Grandparents make exceptional accountability partners. Whether they are available to support their grandchild in person by volunteering together or meeting them online or on the phone to hear about their work, the sharing of a mitzvah project with grandparents encourages follow through. It’s also a great way to strengthen the bond between grandparent and grandchild.
Rabbi Eliezer said: “Let the honor of your friend be as dear to you as your own.” Pirkei Avot 2:10
The teen (and possibly) grandparent may want to share the mitzvah project in a variety of ways with family, friends, a synagogue community, or even guests at the B-Mitzvah ceremony.
Documenting the mitzvah project partnership can ensure the memories last forever. Take pictures throughout the process. Teens might publicize the project through an ongoing blog, photo essays, or short videos that they post on TikTok. They might write about it in their B-Mitzvah speech, creating a poster or slideshow showing how they worked together with a grandparent, or sharing, with permission, parts of their conversations with their grandparent. Or they can create a digital visual memory folder in BublUp and send a link to invite family and friends to join.
The following prompts can be useful in speaking about a mitzvah project: “In doing my mitzvah project, I learned that … I appreciate that …. I wish that … I hope that ….” or “My project was important to me because….”
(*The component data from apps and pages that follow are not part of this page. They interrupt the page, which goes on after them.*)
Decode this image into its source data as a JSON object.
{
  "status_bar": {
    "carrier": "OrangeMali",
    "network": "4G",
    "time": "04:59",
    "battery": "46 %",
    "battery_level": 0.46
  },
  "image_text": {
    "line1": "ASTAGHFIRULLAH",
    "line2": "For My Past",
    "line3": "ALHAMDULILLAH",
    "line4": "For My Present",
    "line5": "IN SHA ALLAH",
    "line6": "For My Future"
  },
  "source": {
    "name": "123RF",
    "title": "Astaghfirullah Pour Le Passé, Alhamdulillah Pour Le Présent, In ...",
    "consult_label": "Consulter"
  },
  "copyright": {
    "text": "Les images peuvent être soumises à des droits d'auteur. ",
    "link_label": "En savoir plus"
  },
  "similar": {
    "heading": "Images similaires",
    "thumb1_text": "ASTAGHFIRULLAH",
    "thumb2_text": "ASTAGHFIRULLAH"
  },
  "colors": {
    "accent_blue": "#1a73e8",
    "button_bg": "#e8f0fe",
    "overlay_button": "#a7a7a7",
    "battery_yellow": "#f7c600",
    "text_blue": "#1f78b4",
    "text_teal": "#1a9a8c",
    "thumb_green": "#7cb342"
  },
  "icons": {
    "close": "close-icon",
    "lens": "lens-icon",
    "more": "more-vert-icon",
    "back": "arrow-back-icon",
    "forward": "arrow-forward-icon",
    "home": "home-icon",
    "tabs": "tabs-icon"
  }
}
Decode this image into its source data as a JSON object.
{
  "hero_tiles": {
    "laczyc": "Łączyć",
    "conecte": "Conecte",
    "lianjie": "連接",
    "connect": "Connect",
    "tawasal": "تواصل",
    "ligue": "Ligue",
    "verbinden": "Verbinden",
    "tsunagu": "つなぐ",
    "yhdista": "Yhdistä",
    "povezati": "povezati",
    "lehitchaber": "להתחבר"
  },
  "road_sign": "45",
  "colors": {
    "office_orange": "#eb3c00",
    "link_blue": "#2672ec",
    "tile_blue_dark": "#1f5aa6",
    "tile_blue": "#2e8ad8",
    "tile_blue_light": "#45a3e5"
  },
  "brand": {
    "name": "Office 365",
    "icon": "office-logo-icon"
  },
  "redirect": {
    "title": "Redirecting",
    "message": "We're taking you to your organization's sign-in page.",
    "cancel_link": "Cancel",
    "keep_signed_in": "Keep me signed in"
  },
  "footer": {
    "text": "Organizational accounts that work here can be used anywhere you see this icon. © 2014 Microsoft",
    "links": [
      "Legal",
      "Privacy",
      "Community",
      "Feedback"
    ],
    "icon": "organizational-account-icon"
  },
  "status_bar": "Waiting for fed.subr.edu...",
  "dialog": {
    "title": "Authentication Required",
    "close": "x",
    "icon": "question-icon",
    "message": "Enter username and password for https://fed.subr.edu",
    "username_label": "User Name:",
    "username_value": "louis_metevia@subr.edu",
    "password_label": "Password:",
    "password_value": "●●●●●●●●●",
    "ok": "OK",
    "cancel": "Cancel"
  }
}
At its essence, undertaking a mitzvah project process with a grandparent can instill a sense of responsibility, teach accountability, provide an opportunity to give back, build family relationships, and open a student’s eyes and heart to the injustices and disadvantages experienced by others. What a blessing to do this in partnership with a trusted grandparent’s guidance, love, and support.
Rabbi Adrianne Pasternak is Director of Immersive Experiences at Tzedek America. Adrianne is a Jewish educator, birth and postpartum doula, and life-cycles rabbi with over twenty years of experience in educational leadership.
Visit https://tzedekamerica.org/mitzvah-project-central/ to learn more about Mitzvah Project Central which provides compassionate direction and support as we guide B’nai Mitzvah students through their mitzvah projects. Mitzvah Project Central motivates students with weekly Zoom office hours, a “Yelp-like” database of pre-vetted organizations and mitzvah project ideas, and regular accountability check-ins throughout our six to twelve-month mitzvah project process.
With gratitude to teen reviewer Annelia Ritter.
Hands courtesy of Pixabay
Grandparent and grandchild with cookies courtesy of Pexels
Be the Change by Stephanie Fink
Supplies boxes by Sonja Lippmann
Grandchild and grandparent with cups courtesy of Pexels
Vote for Our Lives by Stephanie Fink
Teen with raised arm Stephanie Fink